Science Tools, Data Tables, Graphs & Conclusions. Many of the things we do in science involve measuring and handling data…. We use various tools and devices to measure different quantities. We organize data into tables to find information easily.
Science Tools, Data Tables, Graphs & Conclusions
Many of the things we do in science involve measuring and handling data…
As the temperature increases, the height of tomato plants decreases…
When we do ANY experiment, we often use some kind of tool to measure something.
All measurements have units… Units are a portion of a whole/individual thing, and always have the identical dimension.
IN ALL SCIENCE MEASUREMENTS, WE WILL USE THE METRIC UNITS, NEVER EVER THE “CUSTOMARY UNITS” LIKE HERE IN THE US!
Distance is the amount of space between any two points (length, width, height).
Mass is the amount of matter (molecules) in an object. You are more familiar with the term weight.
Triple beam balance
Volume is the amount of space an object takes up. The object or substance is usually a liquid or gas, but can also be a solid.
Time is the duration of an event.
Temperature is the speed of the molecules in a substance. But we don’t usually think about it like that. We usually think about how hot or cold an object or substance is.
Independent variable in a column on the left with the changes named, with units
Dependent variable in a row across the rest of the table with units
Trials in a row under the dependent variable

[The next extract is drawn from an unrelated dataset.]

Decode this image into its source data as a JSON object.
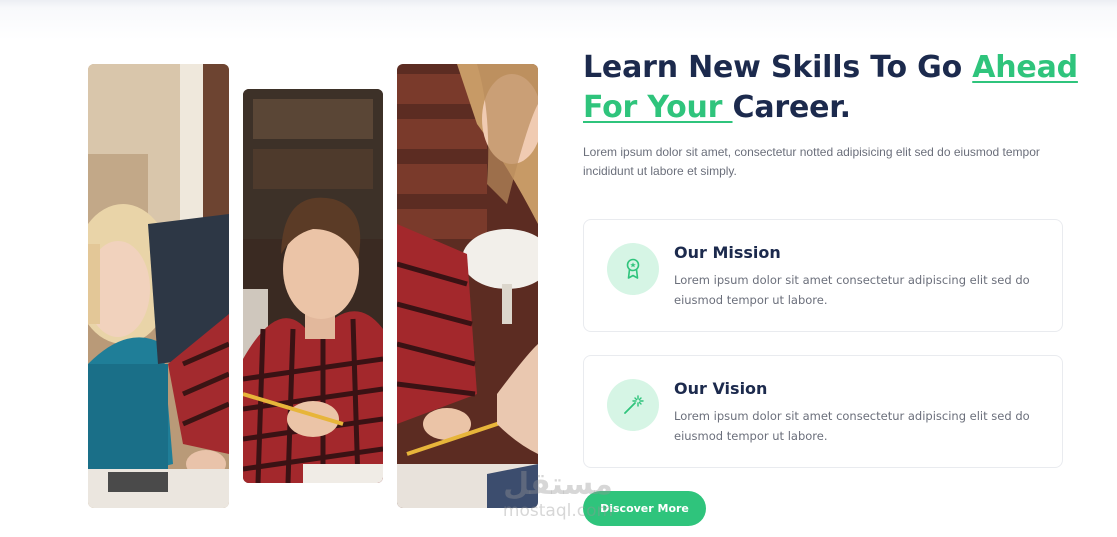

Data tables are charts that organize ALL your data in a simple, organized and easy to read way…
Data clearly listed. An average is sometimes included. You do not need units after every number!!
Graphs are picture versions of number data. They are very useful to show either patterns or trends that might not be apparent just by looking at numerical data.
You will see 3 main types of graphs in science and math during the year. Each type of graph is better suited for comparing different data.
Bar Graphs: good for comparing many different groups/things to each other
Line Graphs: good for comparing how things change as others change, especially over time
Pie/circle Graphs: good for comparing proportions of things to each other, or to the whole
Imagine you want to know how the amount of food (grams) affects the height plants will grow…
Amount of food (g)
Amount of Food (g)
Amount of Food (g)
Grams of Food vs.
Average Temperature (°C)
Average Temp (°C)
In this line graph, as time increases, the number of bacteria also increases.
Although it is a bit harder to see, in this bar graph, as speed increases, the distance also increases.
When looking at your data and graph, we can often find a pattern that describes how making a change in one variable affects another variable.
Tons of Food Produced
See if you can figure these out…
In this experiment, as time increases, the temperature decreases.
In this experiment, as the amount of food increases, the number of people decreases.
Time it Takes to Fall to ground (seconds)
Mass of an Object (g)
Pulse Rate (bpm)
Sometimes the relationship is not clear…
You can say this one a couple of ways…
…There is no relationship between the mass of an object and the time takes to fall to the ground.
…As the mass of an object increases, the time it takes to fall remains the same
The data in this graph is all over the place!! There is no clear relationship between pulse rate and age.